One of the biggest frustrations for the piano teacher is the lack of an adequate support system in the family. Usually
this is insurmountable, no matter how good the teacher. After all, the teacher is only with the student an hour or less each
week in most cases. This is an extremely small amount of time given the complexity of the goal: creating a skilled musician.
(No one expects their child to learn how to read, write or do math in one hour a week. Music is an equally demanding achievement.)
If the family just cant get organized and focused around music lessons, it is highly unlikely that things will go well. Often,
parents think that their job is simply to arrange and pay for the lessons. They do not realize that the teacher and child
cant do it alone. Without continual parental input, attention and support it, both the teacher and child lose energy and focus
and things inevitably grind to a halt.
This lack of understanding of the support system necessary for learning a musical instrument leads inevitably to guilt and
discouragement on the part of the student, great disappointment on the part of the parents, and frustration on the part of
the teacher. Student, teacher and parents need to work together week to week for there to be any significant rewards. Without
this mutual support, it is not practical or productive to consider piano lessons. "If the student is the boat, and the music
is the sea, then the teacher is the rudder, and the parent is the wind". (Suzuki)
The parent can support the teacher, and thus the child, by:
o Being ready for lessons at the appointed time. Snacks/meals/playtime should be finished. The childs lesson materials should
be ready. The child should be clean and comfortably dressed.
o Not exposing the teacher to a sick, overly tired or distressed child.
o Being available for all or part of the lesson, so that you understand the musical issues that the child is working with
that week. This is especially important with the very young child.
o Being willing and available to work with the child during the week and asking the teacher for suggestions on how to do this.
o Providing a quiet and undisturbed daily practice time for the student.
o Seeing that the child is properly prepared for the lesson. (Ideally, the child has time to "warm up" on the piano before
that days lesson). Some weeks are more hectic than others, so preparation may vary and most teachers understand this. However,
if there is little parental/student interest or focus on music-making week after week, the child continually feels poorly

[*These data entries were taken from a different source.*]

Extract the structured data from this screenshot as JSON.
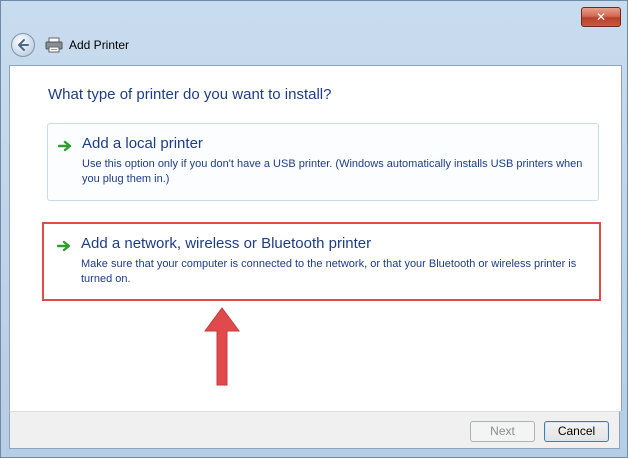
{
  "window": {
    "title": "Add Printer",
    "close_label": "✕"
  },
  "main": {
    "heading": "What type of printer do you want to install?",
    "options": [
      {
        "title": "Add a local printer",
        "description": "Use this option only if you don't have a USB printer. (Windows automatically installs USB printers when you plug them in.)",
        "icon": "green-arrow-icon"
      },
      {
        "title": "Add a network, wireless or Bluetooth printer",
        "description": "Make sure that your computer is connected to the network, or that your Bluetooth or wireless printer is turned on.",
        "icon": "green-arrow-icon"
      }
    ]
  },
  "footer": {
    "next_label": "Next",
    "cancel_label": "Cancel"
  },
  "colors": {
    "heading_blue": "#1e3d87",
    "highlight_red": "#e04a4a",
    "arrow_green": "#2f9e2f"
  }
}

prepared and usually begins to dread the lessons. This often results in behavioral and attention problems and is demoralizing
for both student and teacher. The teacher has to have the satisfaction that progress is being made, that the skills are developing.
o Encouraging respect and courtesy toward the teacher by your example.
o Teaching the child basic social manners: greeting the teacher, not interrupting when someone else is talking, sitting quietly
and attentively when the teacher is playing or explaining something, saying goodbye and thank you at the end of the lesson,
o Maintaining a positive, guilt-free environment around music-making. Your attitude as a parent has a direct effect on the
morale and focus of the student (see chapter 1.9 "Supporting the student: a positive learning environment").
o Avoiding the temptation to reprimand or discipline your child in the teachers presence unless absolutely necessary. This
embarrasses and disempowers both the teacher and child and interrupts focus. An experienced teacher knows how to handle the
occasional behavioral issues. If the teacher simply cannot get the student to cooperate on a given day, however, it is best
to stop the lesson and have a parent-teacher conference at another time. Confrontation and conflict of any kind should not
be part of a 3-way interaction. This puts far too much stress on the student, makes the teacher uncomfortable, and is usually
unproductive. If there are continual problems at the lesson, you are free to decide if another teacher might work out better.
o If the lesson is in your home, the piano (and keys) should be clean and neat. The students current lesson material should
be on the piano. A chair should be placed by the piano. Adequate direct and ambient lighting should be on.
o Provide a quiet space for the lesson, free distractions by other family members and pets.
o Showing your appreciation for the teachers efforts.
o Being available for and enthusiastic about performance opportunities for your child, including hosting "piano parties" (see
chapter 1.9 "Supporting the student"), and being open to their participation in other performing arts: dance, choruses, childrens
Things that make teachers feel unsupported (and therefore demoralized):
o Students or families consistently forgetting appointments. Families who continuously forget lesson appointments show a lack
of respect, focus and support. This is not encouraging for a teacher who would prefer to be teaching students who want to
learn and families who consider music lessons a priority. This is a disservice not only to the teacher but to the child, who
receives the message that no one seems to take it seriously (so why should s/he?).
o Piano room not ready for lesson: disarray, dirty piano keys, no lighting on, students music books not ready on the piano
o Student not mentally focused or prepared for the lesson (i.e. hasnt spent any significant time at the instrument since the
last lesson, has received no support or encouragement during the week).
o Student does not act interested in having a lesson (i.e. ignores the teacher when they arrive for a lesson, or whines about
having to have a lesson instead of greeting them with a smile).
o Parents not showing any genuine interest or enthusiasm (i.e. never around to consult with teacher, no musical involvement
with the child during the week).
The successful parent-child-teacher relationship is a love triangle of mutual respect, musical caring and commitment. If this
is not established early on, music lessons can become a constant and pointless struggle.